▸ **Problem requirements**: The answer must consist of each line below that holds the word "title", copied as it stands.

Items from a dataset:
····················
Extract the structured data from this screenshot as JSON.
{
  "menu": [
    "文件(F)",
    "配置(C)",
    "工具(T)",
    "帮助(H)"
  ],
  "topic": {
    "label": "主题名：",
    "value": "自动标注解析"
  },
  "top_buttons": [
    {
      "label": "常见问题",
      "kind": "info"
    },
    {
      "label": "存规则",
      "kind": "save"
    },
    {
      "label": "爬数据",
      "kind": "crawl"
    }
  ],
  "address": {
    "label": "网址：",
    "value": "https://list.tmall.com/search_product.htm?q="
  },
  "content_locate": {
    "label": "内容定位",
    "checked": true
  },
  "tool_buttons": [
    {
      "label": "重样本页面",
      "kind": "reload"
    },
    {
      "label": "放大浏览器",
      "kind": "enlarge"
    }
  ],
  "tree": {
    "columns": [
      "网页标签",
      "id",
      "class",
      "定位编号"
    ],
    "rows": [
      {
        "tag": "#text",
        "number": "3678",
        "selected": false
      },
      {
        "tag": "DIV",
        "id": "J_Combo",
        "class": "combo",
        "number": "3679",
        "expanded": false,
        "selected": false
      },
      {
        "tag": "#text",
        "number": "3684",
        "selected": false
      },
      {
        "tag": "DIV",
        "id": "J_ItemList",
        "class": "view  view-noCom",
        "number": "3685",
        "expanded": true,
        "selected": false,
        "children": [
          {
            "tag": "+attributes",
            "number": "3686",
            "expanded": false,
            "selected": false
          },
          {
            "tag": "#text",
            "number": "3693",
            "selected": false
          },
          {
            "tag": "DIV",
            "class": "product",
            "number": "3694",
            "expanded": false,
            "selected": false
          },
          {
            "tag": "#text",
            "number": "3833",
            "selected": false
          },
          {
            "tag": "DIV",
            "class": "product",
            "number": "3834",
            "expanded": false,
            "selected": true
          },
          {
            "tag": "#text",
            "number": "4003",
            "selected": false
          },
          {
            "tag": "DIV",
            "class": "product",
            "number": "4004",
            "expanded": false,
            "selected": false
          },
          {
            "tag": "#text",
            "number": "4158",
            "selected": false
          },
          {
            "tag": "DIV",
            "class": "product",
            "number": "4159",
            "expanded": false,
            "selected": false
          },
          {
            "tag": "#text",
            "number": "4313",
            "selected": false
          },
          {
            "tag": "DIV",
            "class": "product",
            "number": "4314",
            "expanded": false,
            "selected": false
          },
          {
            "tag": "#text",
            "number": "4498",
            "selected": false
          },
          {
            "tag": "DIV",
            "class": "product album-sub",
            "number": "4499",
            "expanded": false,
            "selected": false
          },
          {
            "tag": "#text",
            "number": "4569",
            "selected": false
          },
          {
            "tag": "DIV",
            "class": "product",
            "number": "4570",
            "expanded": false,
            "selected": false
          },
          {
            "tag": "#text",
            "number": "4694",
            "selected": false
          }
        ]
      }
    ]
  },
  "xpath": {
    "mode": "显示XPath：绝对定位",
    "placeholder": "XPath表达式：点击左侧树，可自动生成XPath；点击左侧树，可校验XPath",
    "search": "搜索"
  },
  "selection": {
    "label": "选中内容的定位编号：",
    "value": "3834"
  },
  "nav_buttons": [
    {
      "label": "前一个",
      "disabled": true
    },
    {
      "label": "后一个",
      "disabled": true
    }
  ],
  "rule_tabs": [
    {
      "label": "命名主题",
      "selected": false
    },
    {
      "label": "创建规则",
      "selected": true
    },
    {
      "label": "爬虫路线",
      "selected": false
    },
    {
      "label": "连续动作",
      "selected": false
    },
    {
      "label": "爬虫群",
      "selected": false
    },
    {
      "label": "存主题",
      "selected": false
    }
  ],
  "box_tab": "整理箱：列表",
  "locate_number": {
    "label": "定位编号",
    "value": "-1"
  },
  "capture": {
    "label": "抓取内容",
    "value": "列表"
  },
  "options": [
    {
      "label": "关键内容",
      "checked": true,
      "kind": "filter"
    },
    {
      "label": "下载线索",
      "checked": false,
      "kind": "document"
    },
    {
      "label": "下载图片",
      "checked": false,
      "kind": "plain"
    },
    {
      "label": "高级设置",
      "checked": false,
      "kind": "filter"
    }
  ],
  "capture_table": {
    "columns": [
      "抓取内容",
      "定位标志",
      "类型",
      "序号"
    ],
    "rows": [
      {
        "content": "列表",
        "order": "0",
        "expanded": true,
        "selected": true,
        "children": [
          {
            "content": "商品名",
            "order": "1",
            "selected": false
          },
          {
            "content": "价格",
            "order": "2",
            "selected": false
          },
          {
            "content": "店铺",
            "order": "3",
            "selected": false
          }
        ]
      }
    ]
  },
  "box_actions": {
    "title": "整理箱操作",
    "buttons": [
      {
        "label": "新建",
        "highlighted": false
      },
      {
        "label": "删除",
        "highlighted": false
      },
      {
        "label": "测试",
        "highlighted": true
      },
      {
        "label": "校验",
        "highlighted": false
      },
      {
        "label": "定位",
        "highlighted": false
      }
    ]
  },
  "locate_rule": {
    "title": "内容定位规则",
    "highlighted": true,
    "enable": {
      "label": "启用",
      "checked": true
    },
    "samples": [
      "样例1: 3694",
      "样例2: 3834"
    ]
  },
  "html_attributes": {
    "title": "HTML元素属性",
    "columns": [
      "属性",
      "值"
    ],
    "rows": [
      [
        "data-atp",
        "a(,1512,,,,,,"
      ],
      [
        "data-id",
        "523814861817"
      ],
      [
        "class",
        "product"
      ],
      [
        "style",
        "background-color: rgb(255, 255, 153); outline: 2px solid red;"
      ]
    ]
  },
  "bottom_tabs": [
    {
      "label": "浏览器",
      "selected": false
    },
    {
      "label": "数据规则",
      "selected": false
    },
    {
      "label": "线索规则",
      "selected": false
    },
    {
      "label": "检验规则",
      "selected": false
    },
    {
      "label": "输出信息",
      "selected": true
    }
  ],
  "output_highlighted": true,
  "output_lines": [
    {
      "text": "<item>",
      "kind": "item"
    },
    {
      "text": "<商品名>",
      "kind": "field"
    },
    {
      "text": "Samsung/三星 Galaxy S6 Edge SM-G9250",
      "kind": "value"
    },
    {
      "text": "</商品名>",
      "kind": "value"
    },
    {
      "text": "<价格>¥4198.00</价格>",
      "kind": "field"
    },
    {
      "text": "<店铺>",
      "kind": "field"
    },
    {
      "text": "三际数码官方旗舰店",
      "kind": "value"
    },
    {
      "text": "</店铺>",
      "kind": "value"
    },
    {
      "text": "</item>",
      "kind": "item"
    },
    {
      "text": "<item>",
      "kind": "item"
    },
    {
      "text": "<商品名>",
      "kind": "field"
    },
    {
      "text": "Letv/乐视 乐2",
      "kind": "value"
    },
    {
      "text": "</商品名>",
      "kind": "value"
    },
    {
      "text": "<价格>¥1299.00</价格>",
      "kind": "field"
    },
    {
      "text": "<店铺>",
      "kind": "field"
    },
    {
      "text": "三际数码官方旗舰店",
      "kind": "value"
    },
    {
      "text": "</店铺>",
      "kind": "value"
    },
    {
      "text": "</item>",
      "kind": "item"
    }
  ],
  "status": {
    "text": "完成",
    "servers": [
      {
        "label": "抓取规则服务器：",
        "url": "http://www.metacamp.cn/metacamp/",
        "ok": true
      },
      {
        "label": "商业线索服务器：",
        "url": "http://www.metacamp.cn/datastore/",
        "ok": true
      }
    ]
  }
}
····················
▸ **Output**:
    "title": "整理箱操作",
    "title": "内容定位规则",
    "title": "HTML元素属性",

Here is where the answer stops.